“I didn’t feel like I could make it any further than from my bed to the bathroom,” she said.

Georgetown University dining hall closed; dozens of students barfing and crapping show up at Emergency last night

Amy and I went for lunch today in the student union. Nothing fancy, the salad fixin’s were reasonably priced, and the food selection was a lot better than when I was a student – way back in the old days, like on the Flintstones, with humans and dinosaurs playing together.

Any food service operation is vulnerable to foodborne illness, but the university ones have been popping up regularly of late – Guelph, Michigan State, and now, Georgetown in Washington, D.C.

Georgetown University closed its dining hall today after dozens of students went to the emergency room last night with symptoms of severe vomiting and diarrhea.

A call from an emergency room doctor at Georgetown University Hospital at about 12:30 a.m. today alerted campus officials that many students were being treated for symptoms that could indicate a foodborne illness, said university spokeswoman Julie Bataille.

She said officials are not sure yet of the number of students, but it could be dozens. About 5,000 students participate in the campus meal plan and eat at the Leo J. O’Donovan Dining Hall, which most students call Leo’s. The dining hall serves about 3,000 meals daily.

In an e-mail to the campus community today, Todd A. Olson, vice president for student affairs, announced that as a precaution the university had decided to close the dining hall and that breakfast would be served in a lounge on campus and that lunch and dinner would be served at the student center.

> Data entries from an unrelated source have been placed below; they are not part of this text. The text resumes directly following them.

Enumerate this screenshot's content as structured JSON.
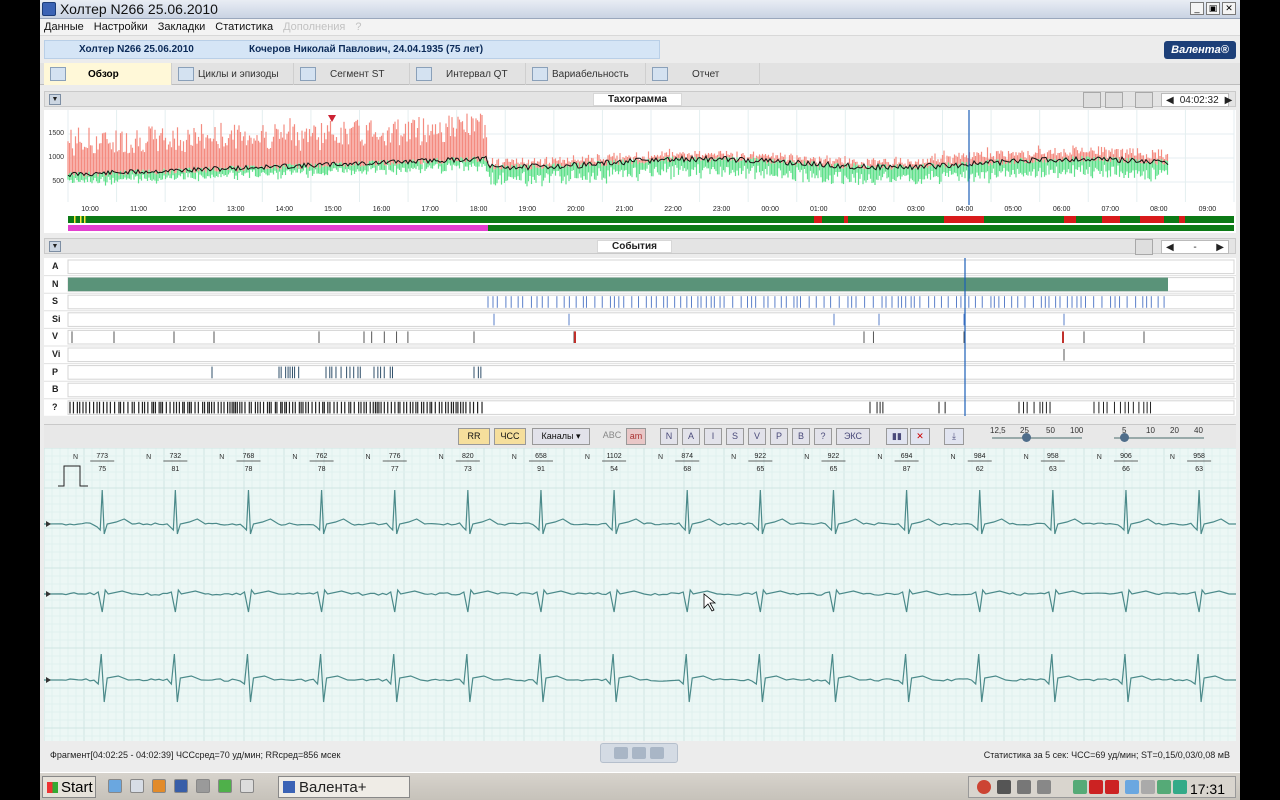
{
  "window": {
    "title": "Холтер N266  25.06.2010",
    "controls": [
      "_",
      "▣",
      "✕"
    ]
  },
  "menu": {
    "items": [
      "Данные",
      "Настройки",
      "Закладки",
      "Статистика"
    ],
    "disabled": "Дополнения",
    "help": "?"
  },
  "header": {
    "record": "Холтер  N266  25.06.2010",
    "patient": "Кочеров Николай Павлович, 24.04.1935 (75 лет)",
    "logo": "Валента®"
  },
  "tabs": [
    {
      "label": "Обзор",
      "active": true
    },
    {
      "label": "Циклы и эпизоды",
      "active": false
    },
    {
      "label": "Сегмент ST",
      "active": false
    },
    {
      "label": "Интервал QT",
      "active": false
    },
    {
      "label": "Вариабельность",
      "active": false
    },
    {
      "label": "Отчет",
      "active": false
    }
  ],
  "tachogram": {
    "title": "Тахограмма",
    "time_readout": "04:02:32",
    "yticks": [
      "1500",
      "1000",
      "500"
    ],
    "hours": [
      "10:00",
      "11:00",
      "12:00",
      "13:00",
      "14:00",
      "15:00",
      "16:00",
      "17:00",
      "18:00",
      "19:00",
      "20:00",
      "21:00",
      "22:00",
      "23:00",
      "00:00",
      "01:00",
      "02:00",
      "03:00",
      "04:00",
      "05:00",
      "06:00",
      "07:00",
      "08:00",
      "09:00"
    ],
    "colors": {
      "max": "#f48b80",
      "mean": "#111111",
      "min": "#5fe08a",
      "cursor": "#1c5fb8",
      "strip": "#0c7a16",
      "strip_alt": "#d81a1a",
      "pink": "#e23fcf"
    }
  },
  "events": {
    "title": "События",
    "nav": "-",
    "rows": [
      "A",
      "N",
      "S",
      "Si",
      "V",
      "Vi",
      "P",
      "B",
      "?"
    ],
    "colors": {
      "N": "#5a9379",
      "S": "#5a7fc9",
      "V": "#555555",
      "Vred": "#c0302b",
      "P": "#2f4f6a",
      "Q": "#222222"
    }
  },
  "ecg_toolbar": {
    "rr": "RR",
    "hr": "ЧСС",
    "channels": "Каналы",
    "abc": "ABC",
    "am": "am",
    "labels": [
      "N",
      "A",
      "I",
      "S",
      "V",
      "P",
      "B",
      "?",
      "ЭКС"
    ],
    "speed_ticks": [
      "12,5",
      "25",
      "50",
      "100"
    ],
    "gain_ticks": [
      "5",
      "10",
      "20",
      "40"
    ]
  },
  "ecg_strip": {
    "beats": [
      {
        "type": "N",
        "rr": "773",
        "hr": "75"
      },
      {
        "type": "N",
        "rr": "732",
        "hr": "81"
      },
      {
        "type": "N",
        "rr": "768",
        "hr": "78"
      },
      {
        "type": "N",
        "rr": "762",
        "hr": "78"
      },
      {
        "type": "N",
        "rr": "776",
        "hr": "77"
      },
      {
        "type": "N",
        "rr": "820",
        "hr": "73"
      },
      {
        "type": "N",
        "rr": "658",
        "hr": "91"
      },
      {
        "type": "N",
        "rr": "1102",
        "hr": "54"
      },
      {
        "type": "N",
        "rr": "874",
        "hr": "68"
      },
      {
        "type": "N",
        "rr": "922",
        "hr": "65"
      },
      {
        "type": "N",
        "rr": "922",
        "hr": "65"
      },
      {
        "type": "N",
        "rr": "694",
        "hr": "87"
      },
      {
        "type": "N",
        "rr": "984",
        "hr": "62"
      },
      {
        "type": "N",
        "rr": "958",
        "hr": "63"
      },
      {
        "type": "N",
        "rr": "906",
        "hr": "66"
      },
      {
        "type": "N",
        "rr": "958",
        "hr": "63"
      }
    ]
  },
  "status": {
    "left": "Фрагмент[04:02:25 - 04:02:39]  ЧССсред=70 уд/мин;  RRсред=856 мсек",
    "right": "Статистика за 5 сек:  ЧСС=69 уд/мин; ST=0,15/0,03/0,08 мВ"
  },
  "taskbar": {
    "start": "Start",
    "task": "Валента+",
    "clock": "17:31"
  }
}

New food was delivered this morning, Bataille said, and health officials are now on campus taking samples and investigating the situation.